A refrain we've heard repeated almost everywhere we've stopped in Missouri. Seems every little town in this state has its claim on something being the oldest of its kind "west of the Mississippi," whether it's the oldest "continously running" hotel, bar, plank road, school, or restaurant (which leaves you wondering where the oldest non-continously running versions are scattered and what the heck all the other western states were doing in the meantime besides watching now extinct prairie grasses grow). On Friday morning, in anticipation of our upcoming tenth anniversary, I shoved a cup of the freshest coffee west of the Mississippi under my husband's sleeping nose and shouted, "Pack yer bags! We're off to the oldest town west of the Mississippi!"
And so we rambled down the road to St. Louis where we took a hard right and ended up in St. Gennevieve which was, by US of A standards west of the Mississippi, very old (1740's). Almost a hundred years older than our own little old Rocheport. We stayed in the cozy and romantic carriage house of the Inn St. Gemme Beauvais (circa 1848) and from there wandered historic streets settled by the French.
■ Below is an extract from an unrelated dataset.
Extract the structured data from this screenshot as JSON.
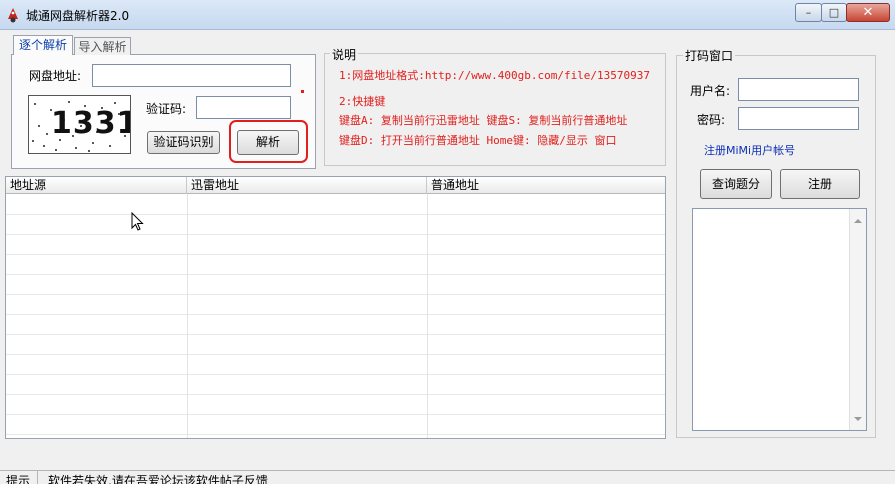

Although the town was/is? French, the restaurant offerings were reminiscent of Boston diners I've declined so we resorted to bread, cheese and fruit in front the glow of our little fireplace and, as the town shut down at 5, an assortment of videos from the authentically antique front desk.
The shops (apart from the lovely one pictured above) held more promise, mostly "antique" shops that we poked and scavenged for usable junk. I have started a collection of what I've learned are "Frozen Charlottes" which I picked up for 2 to 10 bucks when I was lucky. I passed on them in other places that charged 15 or 20.
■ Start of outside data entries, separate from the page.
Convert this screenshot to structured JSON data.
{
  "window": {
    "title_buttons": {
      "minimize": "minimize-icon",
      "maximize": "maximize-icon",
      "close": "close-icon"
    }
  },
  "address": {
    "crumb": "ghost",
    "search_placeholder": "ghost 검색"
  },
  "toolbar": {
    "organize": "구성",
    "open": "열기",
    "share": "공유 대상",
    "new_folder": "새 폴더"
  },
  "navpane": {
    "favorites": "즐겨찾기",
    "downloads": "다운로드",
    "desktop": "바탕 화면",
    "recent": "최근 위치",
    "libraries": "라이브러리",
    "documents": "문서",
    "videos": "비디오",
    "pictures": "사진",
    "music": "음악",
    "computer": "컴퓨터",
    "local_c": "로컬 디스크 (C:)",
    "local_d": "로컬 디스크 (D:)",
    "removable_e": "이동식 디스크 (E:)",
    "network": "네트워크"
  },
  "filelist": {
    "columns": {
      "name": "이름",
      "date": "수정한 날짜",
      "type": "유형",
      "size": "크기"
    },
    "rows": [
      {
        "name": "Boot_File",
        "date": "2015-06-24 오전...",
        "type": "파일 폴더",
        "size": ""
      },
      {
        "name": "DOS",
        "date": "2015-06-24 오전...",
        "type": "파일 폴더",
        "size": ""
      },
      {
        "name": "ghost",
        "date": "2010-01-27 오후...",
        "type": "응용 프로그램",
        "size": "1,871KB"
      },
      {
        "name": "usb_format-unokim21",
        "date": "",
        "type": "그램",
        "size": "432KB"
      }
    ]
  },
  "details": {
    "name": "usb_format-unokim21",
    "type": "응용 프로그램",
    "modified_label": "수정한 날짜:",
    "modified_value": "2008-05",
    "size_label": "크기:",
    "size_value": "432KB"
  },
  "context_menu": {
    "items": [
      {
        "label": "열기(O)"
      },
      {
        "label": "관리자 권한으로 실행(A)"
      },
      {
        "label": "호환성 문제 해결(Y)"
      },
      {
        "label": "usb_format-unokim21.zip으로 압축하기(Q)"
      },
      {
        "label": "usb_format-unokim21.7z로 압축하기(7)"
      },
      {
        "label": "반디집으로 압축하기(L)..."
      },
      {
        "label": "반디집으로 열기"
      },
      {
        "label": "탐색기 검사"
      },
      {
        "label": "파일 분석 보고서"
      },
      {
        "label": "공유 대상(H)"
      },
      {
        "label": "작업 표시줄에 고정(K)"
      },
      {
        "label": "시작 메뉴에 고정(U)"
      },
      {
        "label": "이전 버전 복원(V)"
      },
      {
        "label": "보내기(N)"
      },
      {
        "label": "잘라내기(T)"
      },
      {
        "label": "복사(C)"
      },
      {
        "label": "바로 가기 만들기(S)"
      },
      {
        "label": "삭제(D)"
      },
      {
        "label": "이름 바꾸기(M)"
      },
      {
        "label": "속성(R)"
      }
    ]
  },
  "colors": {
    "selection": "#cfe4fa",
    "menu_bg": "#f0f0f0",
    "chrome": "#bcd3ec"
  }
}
Also of interest was the museum, where all information was hand written or hand typed and attributed to this citizen or that, so that the articles described felt like they had actually been used by real people as opposed to having been made for museum exhibits. One of the things I found strangely fascinating were the intricate "hair wreaths" and "hair jewelry", (yes, items made from human hair though you would not guess it) which are now, sadly, a lost art form. The town was surprisingly devoid of Christmas (or any, for that matter) shoppers which made for pleasant browsing and strolling about.
On our way back to Rocheport, we spent another day in St. Charles (left of St. Louis) which was settled by the British and is also old, but not as old, and tres charming. There were plently of shops here and we walked the brick streets till I got shin splints. It was all lit for Christmas, carollers strolled, costumed Christmas characters (the Town Crier, the Sugar Plum Fairy, Father Christmas, etc.) spread good cheer. A lovely winter weekend away, west of the Mississippi.
Monday, December 04, 2006
My neighbor (her child is in the middle) took this on Thursday before our foot of snow accumulated. With a day off school, how could anxious kids with a new sleds wait any longer? I hope you lived somewhere that offered you this thrill as a kid. Memories of my own childhood winters in New Jersey before we moved to Texas were part of the reason I wanted to move somewhere that had seasons. Enjoy, my lovelies!